Faith-based congregations are doing many activities that connect spirituality to health and wellbeing. Some opportunities to consider from successful examples are:
- Find opportunities to help people be physically active
- Ensure people who are aging or have a disability can participate fully
- Serve healthy food options during social functions or special events
- Perform an energy audit of faith-based buildings
- Grow healthy produce in community gardens
- Provide volunteers to support local programs and events
- Use members with a health background to perform health screenings
- Form social groups for walking
- Sponsor a team to participate in sporting leagues
- Allow community access to facilities
- Include health and wellness when providing spiritual guidance
- Preserve the spiritual connection to nature and green space
- Collect items for reuse and recycling
- Get involved with local planning
Faith-based places for a long time have been concerned about feeding the hungry. Many congregations have programs to feed the hungry and clothe the needy. Having a food pantry within the congregation can benefit your community. Some congregations provide regular volunteers to support their local agencies and non-profits. Volunteers who deliver food to people benefits people who are older and less mobile or living with a disability.
Many congregations gather around the table for socialization or fund-raising. While coffee and donuts are a nice indulgence one a week, it’s probably not the healthiest example to set. It is important to overcome the tendency to serve quick, low quality foods or Southern, high calorie foods.
To help promote healthier foods, some faith-based places have grown community gardens. The gardens beautiful their property, provide opportunities for physical activity, encourage socializing with other parishioners and
Assessing the energy use of your congregation cannot only decrease your use of energy such as light and water it can also save your congregation money and improve the physical environment for your congregation. Here are a few tips to help you get started. Ask your utility provider to perform an energy audit and about what programs or grants are available to help reduce energy use. The Tennessee Valley Authority’s EnergyRight® Solutions may help your congregation.
The non-profit organization Green Faith has created a two-year environmental leadership program for congregations to become green-faith certified. This program helps congregations become better stewards of their environment which in turn has helped congregations save money, attract new members, connect with community and find resources.
Faithful Families Eating Smart and Moving More promotes healthy eating and physical activity within communities of faith. It is co-taught by University of Tennessee Extension's Nutrition Educators and trained lay leaders from your faith community through small group sessions. Lay Leaders bring spiritual elements into each session, through discussion questions and “Thinking it Through” prompts.

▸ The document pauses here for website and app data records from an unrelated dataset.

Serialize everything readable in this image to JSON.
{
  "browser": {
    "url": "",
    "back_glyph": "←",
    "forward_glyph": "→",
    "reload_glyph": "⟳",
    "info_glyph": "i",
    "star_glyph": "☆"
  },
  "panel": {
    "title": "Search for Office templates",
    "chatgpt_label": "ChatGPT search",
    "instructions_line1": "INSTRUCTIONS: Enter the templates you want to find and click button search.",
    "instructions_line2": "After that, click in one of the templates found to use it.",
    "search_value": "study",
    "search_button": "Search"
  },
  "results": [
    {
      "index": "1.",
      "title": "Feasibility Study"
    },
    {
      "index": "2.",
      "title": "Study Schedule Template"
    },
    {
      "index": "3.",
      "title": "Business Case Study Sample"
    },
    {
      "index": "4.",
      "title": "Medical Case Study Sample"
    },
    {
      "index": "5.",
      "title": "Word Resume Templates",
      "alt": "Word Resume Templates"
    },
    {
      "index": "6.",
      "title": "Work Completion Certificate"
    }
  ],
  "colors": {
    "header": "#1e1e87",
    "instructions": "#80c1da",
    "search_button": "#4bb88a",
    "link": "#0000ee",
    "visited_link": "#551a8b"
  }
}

Faithful Families addresses nutrition and obesity by promoting healthy eating and physical activity through implementation of research-based guidelines, programs and changes that promote health in the faith community. Faith communities that participate in Faithful Families offer a nine session Faithful Families class, implement one guideline supportive of health, and make one change to promote health. To learn more, contact your local UT Extension agent .
Centers for Disease Control and Prevention (CDC)
Shared Use of Physical Activity Facilities Among North Carolina Faith Communities
U.S. Department of Health & Human Services (HHS)
The Center for Faith-based and Neighborhood Partnerships
U.S. Environmental Protection Agency (EPA)
Energy Star Congregations
National Library of Medicine
Faith-Based Partnerships for Population Health: Challenges, Initiatives, and Prospects
Emory University Interfaith Health Program
Interfaith Power & Light
Green Congregation Guides
Web of Creation
Ecology Resources: Transforming Faith and Society